* DATA SUPPLIED
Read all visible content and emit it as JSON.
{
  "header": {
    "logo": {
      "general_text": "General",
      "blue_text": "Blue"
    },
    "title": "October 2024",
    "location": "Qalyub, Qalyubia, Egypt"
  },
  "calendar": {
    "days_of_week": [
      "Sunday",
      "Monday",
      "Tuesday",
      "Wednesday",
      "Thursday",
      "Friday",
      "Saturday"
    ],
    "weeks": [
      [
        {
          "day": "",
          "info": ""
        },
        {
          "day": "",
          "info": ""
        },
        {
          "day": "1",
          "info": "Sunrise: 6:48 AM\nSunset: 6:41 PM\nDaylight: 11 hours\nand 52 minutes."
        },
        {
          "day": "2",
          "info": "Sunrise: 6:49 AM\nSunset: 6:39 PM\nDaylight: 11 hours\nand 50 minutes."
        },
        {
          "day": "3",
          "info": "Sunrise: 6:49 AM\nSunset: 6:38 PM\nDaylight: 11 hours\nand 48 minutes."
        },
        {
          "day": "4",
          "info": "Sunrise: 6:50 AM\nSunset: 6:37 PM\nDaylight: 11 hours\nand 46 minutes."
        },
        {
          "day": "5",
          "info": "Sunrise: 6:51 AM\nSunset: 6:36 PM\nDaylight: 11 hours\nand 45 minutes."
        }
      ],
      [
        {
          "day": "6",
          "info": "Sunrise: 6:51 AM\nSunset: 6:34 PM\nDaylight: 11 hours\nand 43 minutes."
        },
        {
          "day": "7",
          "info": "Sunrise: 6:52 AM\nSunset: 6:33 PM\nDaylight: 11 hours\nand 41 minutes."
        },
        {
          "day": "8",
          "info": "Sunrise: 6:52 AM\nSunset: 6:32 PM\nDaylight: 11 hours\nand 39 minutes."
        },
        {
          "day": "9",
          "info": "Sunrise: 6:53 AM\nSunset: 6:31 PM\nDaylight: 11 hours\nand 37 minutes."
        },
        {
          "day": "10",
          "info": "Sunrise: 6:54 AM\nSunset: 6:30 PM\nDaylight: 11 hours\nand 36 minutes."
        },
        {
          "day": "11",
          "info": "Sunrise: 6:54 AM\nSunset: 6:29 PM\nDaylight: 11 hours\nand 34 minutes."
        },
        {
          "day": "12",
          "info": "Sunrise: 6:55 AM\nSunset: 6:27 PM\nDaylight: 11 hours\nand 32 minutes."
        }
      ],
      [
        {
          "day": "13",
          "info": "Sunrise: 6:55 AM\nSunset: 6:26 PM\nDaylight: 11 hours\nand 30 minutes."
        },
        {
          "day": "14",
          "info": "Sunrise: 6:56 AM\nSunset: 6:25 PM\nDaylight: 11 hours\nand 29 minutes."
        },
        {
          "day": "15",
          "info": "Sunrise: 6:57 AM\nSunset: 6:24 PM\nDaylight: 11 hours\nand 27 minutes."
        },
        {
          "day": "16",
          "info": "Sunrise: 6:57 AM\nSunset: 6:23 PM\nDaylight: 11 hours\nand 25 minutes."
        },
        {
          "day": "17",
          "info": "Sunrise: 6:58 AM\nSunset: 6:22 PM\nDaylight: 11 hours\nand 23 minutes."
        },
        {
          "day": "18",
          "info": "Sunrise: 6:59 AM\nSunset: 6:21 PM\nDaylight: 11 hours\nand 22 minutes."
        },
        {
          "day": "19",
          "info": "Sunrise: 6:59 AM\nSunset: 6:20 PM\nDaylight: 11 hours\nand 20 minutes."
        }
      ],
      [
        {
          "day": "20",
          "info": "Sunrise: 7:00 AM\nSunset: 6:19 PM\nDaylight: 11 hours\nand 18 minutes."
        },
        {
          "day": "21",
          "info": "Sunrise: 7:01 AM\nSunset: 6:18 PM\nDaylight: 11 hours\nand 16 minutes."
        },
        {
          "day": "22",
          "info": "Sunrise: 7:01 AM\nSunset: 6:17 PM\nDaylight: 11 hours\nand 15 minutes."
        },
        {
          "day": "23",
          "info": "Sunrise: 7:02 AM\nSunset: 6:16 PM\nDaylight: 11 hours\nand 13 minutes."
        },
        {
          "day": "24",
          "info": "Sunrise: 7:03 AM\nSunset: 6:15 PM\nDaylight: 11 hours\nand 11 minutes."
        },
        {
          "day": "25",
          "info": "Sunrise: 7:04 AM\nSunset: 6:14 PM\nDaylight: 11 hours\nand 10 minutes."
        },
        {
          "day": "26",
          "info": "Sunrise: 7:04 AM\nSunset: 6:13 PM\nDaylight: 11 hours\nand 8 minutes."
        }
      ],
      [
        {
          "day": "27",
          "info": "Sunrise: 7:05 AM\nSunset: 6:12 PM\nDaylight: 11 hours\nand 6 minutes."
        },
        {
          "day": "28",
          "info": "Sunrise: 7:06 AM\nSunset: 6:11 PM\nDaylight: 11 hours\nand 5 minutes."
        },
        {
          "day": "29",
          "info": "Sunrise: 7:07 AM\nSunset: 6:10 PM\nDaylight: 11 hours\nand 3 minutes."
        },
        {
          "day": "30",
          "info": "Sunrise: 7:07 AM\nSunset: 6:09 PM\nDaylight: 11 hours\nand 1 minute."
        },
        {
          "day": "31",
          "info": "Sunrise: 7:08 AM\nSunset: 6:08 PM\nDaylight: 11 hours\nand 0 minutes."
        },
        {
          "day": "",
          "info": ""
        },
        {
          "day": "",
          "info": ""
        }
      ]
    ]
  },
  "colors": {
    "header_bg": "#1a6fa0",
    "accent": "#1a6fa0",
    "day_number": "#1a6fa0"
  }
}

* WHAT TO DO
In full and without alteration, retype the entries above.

* OUTPUT FOR THIS TASK
Read all visible content and emit it as JSON.
{
  "header": {
    "logo": {
      "general_text": "General",
      "blue_text": "Blue"
    },
    "title": "October 2024",
    "location": "Qalyub, Qalyubia, Egypt"
  },
  "calendar": {
    "days_of_week": [
      "Sunday",
      "Monday",
      "Tuesday",
      "Wednesday",
      "Thursday",
      "Friday",
      "Saturday"
    ],
    "weeks": [
      [
        {
          "day": "",
          "info": ""
        },
        {
          "day": "",
          "info": ""
        },
        {
          "day": "1",
          "info": "Sunrise: 6:48 AM\nSunset: 6:41 PM\nDaylight: 11 hours\nand 52 minutes."
        },
        {
          "day": "2",
          "info": "Sunrise: 6:49 AM\nSunset: 6:39 PM\nDaylight: 11 hours\nand 50 minutes."
        },
        {
          "day": "3",
          "info": "Sunrise: 6:49 AM\nSunset: 6:38 PM\nDaylight: 11 hours\nand 48 minutes."
        },
        {
          "day": "4",
          "info": "Sunrise: 6:50 AM\nSunset: 6:37 PM\nDaylight: 11 hours\nand 46 minutes."
        },
        {
          "day": "5",
          "info": "Sunrise: 6:51 AM\nSunset: 6:36 PM\nDaylight: 11 hours\nand 45 minutes."
        }
      ],
      [
        {
          "day": "6",
          "info": "Sunrise: 6:51 AM\nSunset: 6:34 PM\nDaylight: 11 hours\nand 43 minutes."
        },
        {
          "day": "7",
          "info": "Sunrise: 6:52 AM\nSunset: 6:33 PM\nDaylight: 11 hours\nand 41 minutes."
        },
        {
          "day": "8",
          "info": "Sunrise: 6:52 AM\nSunset: 6:32 PM\nDaylight: 11 hours\nand 39 minutes."
        },
        {
          "day": "9",
          "info": "Sunrise: 6:53 AM\nSunset: 6:31 PM\nDaylight: 11 hours\nand 37 minutes."
        },
        {
          "day": "10",
          "info": "Sunrise: 6:54 AM\nSunset: 6:30 PM\nDaylight: 11 hours\nand 36 minutes."
        },
        {
          "day": "11",
          "info": "Sunrise: 6:54 AM\nSunset: 6:29 PM\nDaylight: 11 hours\nand 34 minutes."
        },
        {
          "day": "12",
          "info": "Sunrise: 6:55 AM\nSunset: 6:27 PM\nDaylight: 11 hours\nand 32 minutes."
        }
      ],
      [
        {
          "day": "13",
          "info": "Sunrise: 6:55 AM\nSunset: 6:26 PM\nDaylight: 11 hours\nand 30 minutes."
        },
        {
          "day": "14",
          "info": "Sunrise: 6:56 AM\nSunset: 6:25 PM\nDaylight: 11 hours\nand 29 minutes."
        },
        {
          "day": "15",
          "info": "Sunrise: 6:57 AM\nSunset: 6:24 PM\nDaylight: 11 hours\nand 27 minutes."
        },
        {
          "day": "16",
          "info": "Sunrise: 6:57 AM\nSunset: 6:23 PM\nDaylight: 11 hours\nand 25 minutes."
        },
        {
          "day": "17",
          "info": "Sunrise: 6:58 AM\nSunset: 6:22 PM\nDaylight: 11 hours\nand 23 minutes."
        },
        {
          "day": "18",
          "info": "Sunrise: 6:59 AM\nSunset: 6:21 PM\nDaylight: 11 hours\nand 22 minutes."
        },
        {
          "day": "19",
          "info": "Sunrise: 6:59 AM\nSunset: 6:20 PM\nDaylight: 11 hours\nand 20 minutes."
        }
      ],
      [
        {
          "day": "20",
          "info": "Sunrise: 7:00 AM\nSunset: 6:19 PM\nDaylight: 11 hours\nand 18 minutes."
        },
        {
          "day": "21",
          "info": "Sunrise: 7:01 AM\nSunset: 6:18 PM\nDaylight: 11 hours\nand 16 minutes."
        },
        {
          "day": "22",
          "info": "Sunrise: 7:01 AM\nSunset: 6:17 PM\nDaylight: 11 hours\nand 15 minutes."
        },
        {
          "day": "23",
          "info": "Sunrise: 7:02 AM\nSunset: 6:16 PM\nDaylight: 11 hours\nand 13 minutes."
        },
        {
          "day": "24",
          "info": "Sunrise: 7:03 AM\nSunset: 6:15 PM\nDaylight: 11 hours\nand 11 minutes."
        },
        {
          "day": "25",
          "info": "Sunrise: 7:04 AM\nSunset: 6:14 PM\nDaylight: 11 hours\nand 10 minutes."
        },
        {
          "day": "26",
          "info": "Sunrise: 7:04 AM\nSunset: 6:13 PM\nDaylight: 11 hours\nand 8 minutes."
        }
      ],
      [
        {
          "day": "27",
          "info": "Sunrise: 7:05 AM\nSunset: 6:12 PM\nDaylight: 11 hours\nand 6 minutes."
        },
        {
          "day": "28",
          "info": "Sunrise: 7:06 AM\nSunset: 6:11 PM\nDaylight: 11 hours\nand 5 minutes."
        },
        {
          "day": "29",
          "info": "Sunrise: 7:07 AM\nSunset: 6:10 PM\nDaylight: 11 hours\nand 3 minutes."
        },
        {
          "day": "30",
          "info": "Sunrise: 7:07 AM\nSunset: 6:09 PM\nDaylight: 11 hours\nand 1 minute."
        },
        {
          "day": "31",
          "info": "Sunrise: 7:08 AM\nSunset: 6:08 PM\nDaylight: 11 hours\nand 0 minutes."
        },
        {
          "day": "",
          "info": ""
        },
        {
          "day": "",
          "info": ""
        }
      ]
    ]
  },
  "colors": {
    "header_bg": "#1a6fa0",
    "accent": "#1a6fa0",
    "day_number": "#1a6fa0"
  }
}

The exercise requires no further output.